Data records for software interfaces
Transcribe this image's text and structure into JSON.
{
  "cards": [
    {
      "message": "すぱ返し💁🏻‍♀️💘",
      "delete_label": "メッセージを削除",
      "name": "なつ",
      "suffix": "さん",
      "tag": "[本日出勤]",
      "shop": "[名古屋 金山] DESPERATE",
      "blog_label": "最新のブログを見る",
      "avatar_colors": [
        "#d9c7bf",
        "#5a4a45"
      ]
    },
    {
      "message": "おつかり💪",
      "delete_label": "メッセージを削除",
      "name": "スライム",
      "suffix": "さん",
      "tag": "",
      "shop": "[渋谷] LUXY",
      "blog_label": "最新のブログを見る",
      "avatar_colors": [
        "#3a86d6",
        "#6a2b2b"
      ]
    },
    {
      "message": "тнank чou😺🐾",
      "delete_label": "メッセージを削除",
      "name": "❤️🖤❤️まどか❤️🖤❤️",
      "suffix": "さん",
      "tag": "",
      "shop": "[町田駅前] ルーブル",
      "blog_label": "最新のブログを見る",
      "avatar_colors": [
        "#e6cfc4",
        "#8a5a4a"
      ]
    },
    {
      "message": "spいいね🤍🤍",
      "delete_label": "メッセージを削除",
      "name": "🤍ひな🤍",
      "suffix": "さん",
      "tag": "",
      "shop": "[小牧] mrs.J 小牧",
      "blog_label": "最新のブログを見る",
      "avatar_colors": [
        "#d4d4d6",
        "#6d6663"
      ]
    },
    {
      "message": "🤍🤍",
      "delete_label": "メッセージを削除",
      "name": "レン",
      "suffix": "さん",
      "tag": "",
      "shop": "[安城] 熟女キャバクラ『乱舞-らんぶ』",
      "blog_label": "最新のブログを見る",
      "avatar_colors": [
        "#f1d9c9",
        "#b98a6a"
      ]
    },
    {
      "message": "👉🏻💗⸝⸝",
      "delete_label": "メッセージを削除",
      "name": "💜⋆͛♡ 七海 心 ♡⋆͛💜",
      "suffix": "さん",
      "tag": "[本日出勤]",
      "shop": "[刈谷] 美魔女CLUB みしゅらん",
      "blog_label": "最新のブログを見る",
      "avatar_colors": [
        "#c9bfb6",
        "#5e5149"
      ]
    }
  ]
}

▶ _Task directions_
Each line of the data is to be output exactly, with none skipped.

▶ _Answer to the problem_
Transcribe this image's text and structure into JSON.
{
  "cards": [
    {
      "message": "すぱ返し💁🏻‍♀️💘",
      "delete_label": "メッセージを削除",
      "name": "なつ",
      "suffix": "さん",
      "tag": "[本日出勤]",
      "shop": "[名古屋 金山] DESPERATE",
      "blog_label": "最新のブログを見る",
      "avatar_colors": [
        "#d9c7bf",
        "#5a4a45"
      ]
    },
    {
      "message": "おつかり💪",
      "delete_label": "メッセージを削除",
      "name": "スライム",
      "suffix": "さん",
      "tag": "",
      "shop": "[渋谷] LUXY",
      "blog_label": "最新のブログを見る",
      "avatar_colors": [
        "#3a86d6",
        "#6a2b2b"
      ]
    },
    {
      "message": "тнank чou😺🐾",
      "delete_label": "メッセージを削除",
      "name": "❤️🖤❤️まどか❤️🖤❤️",
      "suffix": "さん",
      "tag": "",
      "shop": "[町田駅前] ルーブル",
      "blog_label": "最新のブログを見る",
      "avatar_colors": [
        "#e6cfc4",
        "#8a5a4a"
      ]
    },
    {
      "message": "spいいね🤍🤍",
      "delete_label": "メッセージを削除",
      "name": "🤍ひな🤍",
      "suffix": "さん",
      "tag": "",
      "shop": "[小牧] mrs.J 小牧",
      "blog_label": "最新のブログを見る",
      "avatar_colors": [
        "#d4d4d6",
        "#6d6663"
      ]
    },
    {
      "message": "🤍🤍",
      "delete_label": "メッセージを削除",
      "name": "レン",
      "suffix": "さん",
      "tag": "",
      "shop": "[安城] 熟女キャバクラ『乱舞-らんぶ』",
      "blog_label": "最新のブログを見る",
      "avatar_colors": [
        "#f1d9c9",
        "#b98a6a"
      ]
    },
    {
      "message": "👉🏻💗⸝⸝",
      "delete_label": "メッセージを削除",
      "name": "💜⋆͛♡ 七海 心 ♡⋆͛💜",
      "suffix": "さん",
      "tag": "[本日出勤]",
      "shop": "[刈谷] 美魔女CLUB みしゅらん",
      "blog_label": "最新のブログを見る",
      "avatar_colors": [
        "#c9bfb6",
        "#5e5149"
      ]
    }
  ]
}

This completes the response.